[Stored items]
▼
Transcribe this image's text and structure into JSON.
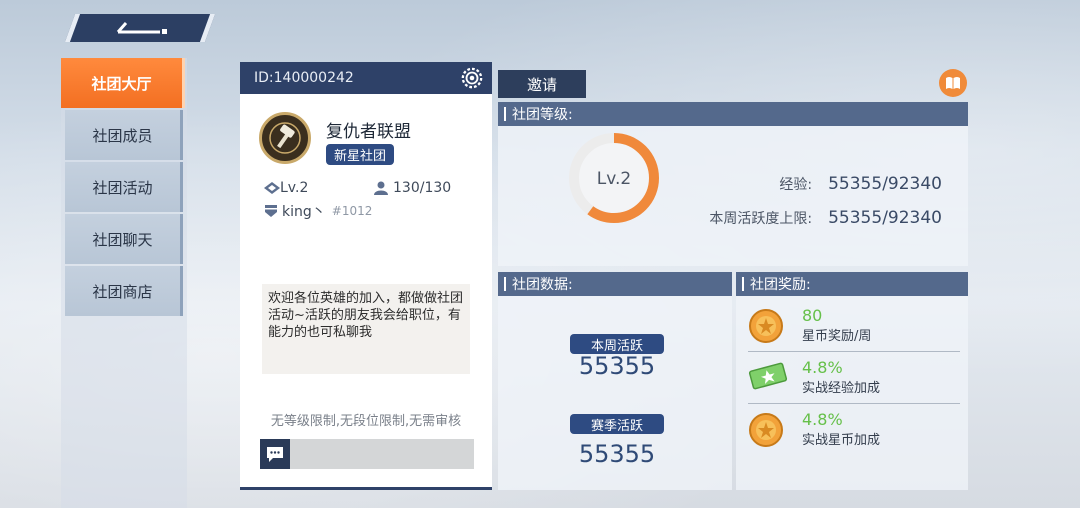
{
  "nav": {
    "items": [
      {
        "label": "社团大厅",
        "active": true
      },
      {
        "label": "社团成员",
        "active": false
      },
      {
        "label": "社团活动",
        "active": false
      },
      {
        "label": "社团聊天",
        "active": false
      },
      {
        "label": "社团商店",
        "active": false
      }
    ]
  },
  "club": {
    "id_text": "ID:140000242",
    "name": "复仇者联盟",
    "tag": "新星社团",
    "level": "Lv.2",
    "members": "130/130",
    "owner": "king丶",
    "owner_tag": "#1012",
    "notice": "欢迎各位英雄的加入，都做做社团活动~活跃的朋友我会给职位，有能力的也可私聊我",
    "limits": "无等级限制,无段位限制,无需审核"
  },
  "actions": {
    "invite": "邀请"
  },
  "level_panel": {
    "title": "社团等级:",
    "level": "Lv.2",
    "exp_label": "经验:",
    "exp_value": "55355/92340",
    "week_label": "本周活跃度上限:",
    "week_value": "55355/92340",
    "progress": 0.6,
    "ring_color": "#f0893b"
  },
  "data_panel": {
    "title": "社团数据:",
    "week_label": "本周活跃",
    "week_value": "55355",
    "season_label": "赛季活跃",
    "season_value": "55355"
  },
  "reward_panel": {
    "title": "社团奖励:",
    "items": [
      {
        "value": "80",
        "label": "星币奖励/周",
        "icon": "star-coin-icon"
      },
      {
        "value": "4.8%",
        "label": "实战经验加成",
        "icon": "exp-ticket-icon"
      },
      {
        "value": "4.8%",
        "label": "实战星币加成",
        "icon": "star-coin-icon"
      }
    ]
  },
  "colors": {
    "accent": "#f36f22",
    "navy": "#2e4168",
    "green_value": "#66c04a"
  }
}
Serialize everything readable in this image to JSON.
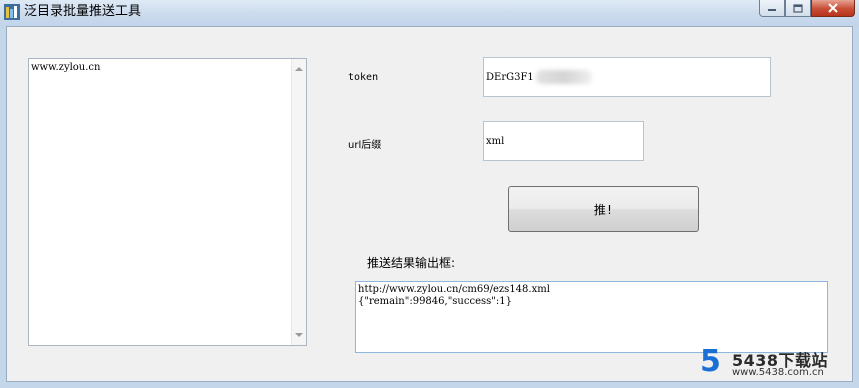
{
  "window": {
    "title": "泛目录批量推送工具"
  },
  "list": {
    "items": [
      "www.zylou.cn"
    ]
  },
  "form": {
    "token_label": "token",
    "token_value": "DErG3F1",
    "url_suffix_label": "url后缀",
    "url_suffix_value": "xml",
    "push_button_label": "推!"
  },
  "result": {
    "label": "推送结果输出框:",
    "lines": [
      "http://www.zylou.cn/cm69/ezs148.xml",
      "{\"remain\":99846,\"success\":1}"
    ]
  },
  "watermark": {
    "logo": "5",
    "brand": "5438下载站",
    "url": "www.5438.com.cn"
  },
  "colors": {
    "titlebar": "#cddcee",
    "client_bg": "#f0f0f0",
    "close_button": "#c74d35",
    "result_border": "#8fb7dd",
    "watermark_blue": "#1a6fd4"
  }
}
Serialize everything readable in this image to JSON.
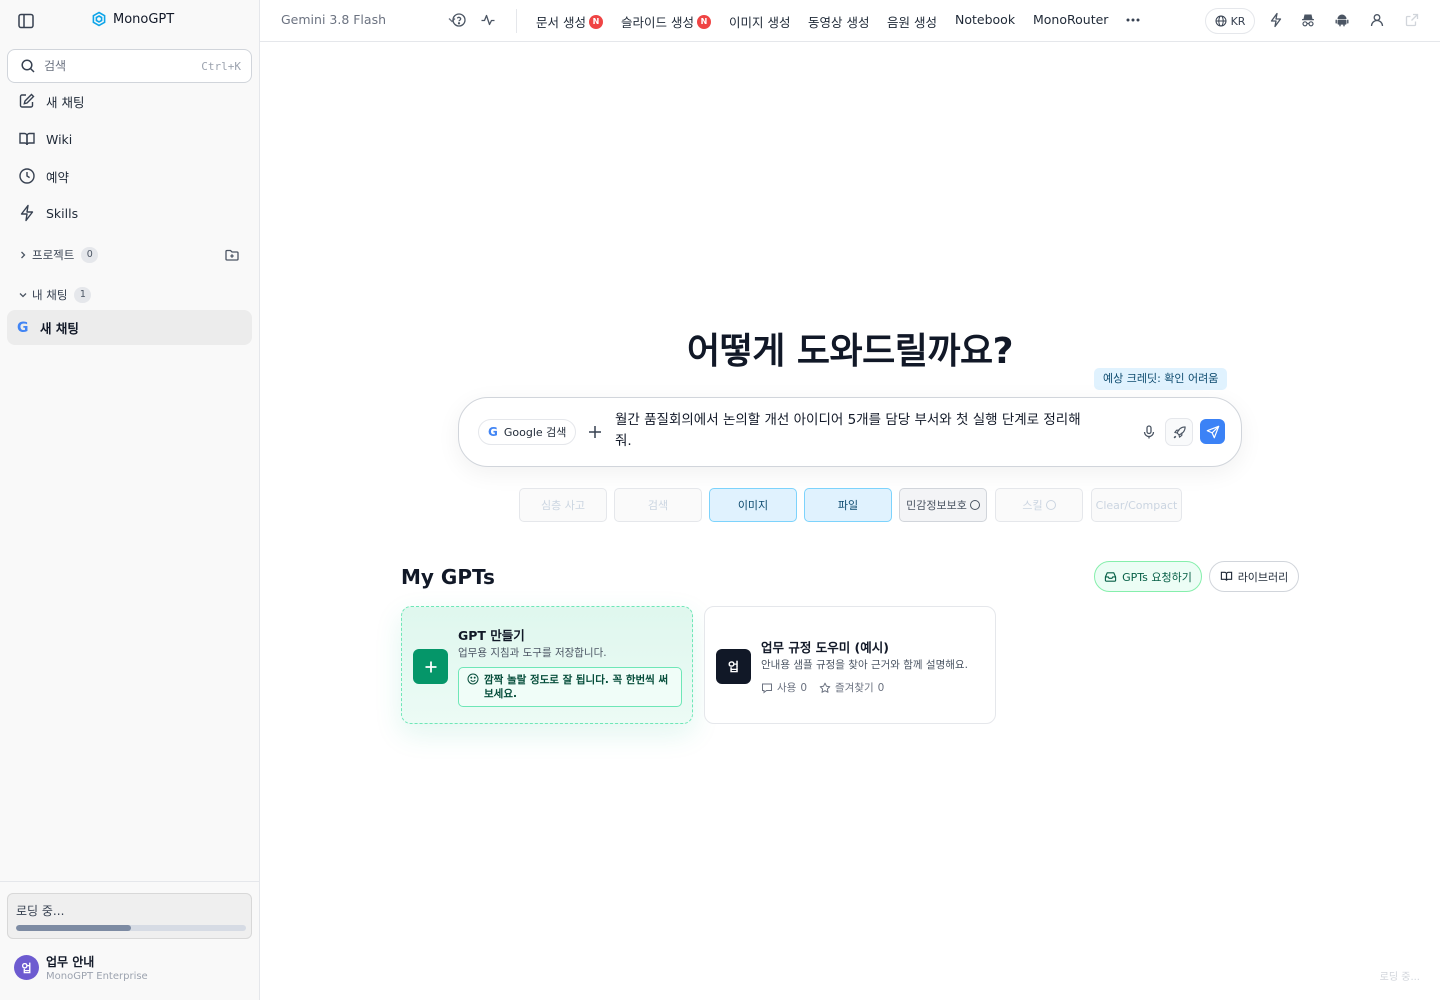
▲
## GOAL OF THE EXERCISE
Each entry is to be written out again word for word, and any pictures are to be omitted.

## RESULT OF THE TASK
Transcribe this image's text and structure into JSON.
{
  "nav": {
    "items": [
      {
        "label": "社团大厅",
        "active": true
      },
      {
        "label": "社团成员",
        "active": false
      },
      {
        "label": "社团活动",
        "active": false
      },
      {
        "label": "社团聊天",
        "active": false
      },
      {
        "label": "社团商店",
        "active": false
      }
    ]
  },
  "club": {
    "id_text": "ID:140000242",
    "name": "复仇者联盟",
    "tag": "新星社团",
    "level": "Lv.2",
    "members": "130/130",
    "owner": "king丶",
    "owner_tag": "#1012",
    "notice": "欢迎各位英雄的加入，都做做社团活动~活跃的朋友我会给职位，有能力的也可私聊我",
    "limits": "无等级限制,无段位限制,无需审核"
  },
  "actions": {
    "invite": "邀请"
  },
  "level_panel": {
    "title": "社团等级:",
    "level": "Lv.2",
    "exp_label": "经验:",
    "exp_value": "55355/92340",
    "week_label": "本周活跃度上限:",
    "week_value": "55355/92340",
    "progress": 0.6,
    "ring_color": "#f0893b"
  },
  "data_panel": {
    "title": "社团数据:",
    "week_label": "本周活跃",
    "week_value": "55355",
    "season_label": "赛季活跃",
    "season_value": "55355"
  },
  "reward_panel": {
    "title": "社团奖励:",
    "items": [
      {
        "value": "80",
        "label": "星币奖励/周",
        "icon": "star-coin-icon"
      },
      {
        "value": "4.8%",
        "label": "实战经验加成",
        "icon": "exp-ticket-icon"
      },
      {
        "value": "4.8%",
        "label": "实战星币加成",
        "icon": "star-coin-icon"
      }
    ]
  },
  "colors": {
    "accent": "#f36f22",
    "navy": "#2e4168",
    "green_value": "#66c04a"
  }
}
Serialize everything readable in this image to JSON.
{
  "window": {
    "title": "泛目录批量推送工具"
  },
  "list": {
    "items": [
      "www.zylou.cn"
    ]
  },
  "form": {
    "token_label": "token",
    "token_value": "DErG3F1",
    "url_suffix_label": "url后缀",
    "url_suffix_value": "xml",
    "push_button_label": "推!"
  },
  "result": {
    "label": "推送结果输出框:",
    "lines": [
      "http://www.zylou.cn/cm69/ezs148.xml",
      "{\"remain\":99846,\"success\":1}"
    ]
  },
  "watermark": {
    "logo": "5",
    "brand": "5438下载站",
    "url": "www.5438.com.cn"
  },
  "colors": {
    "titlebar": "#cddcee",
    "client_bg": "#f0f0f0",
    "close_button": "#c74d35",
    "result_border": "#8fb7dd",
    "watermark_blue": "#1a6fd4"
  }
}
Serialize everything readable in this image to JSON.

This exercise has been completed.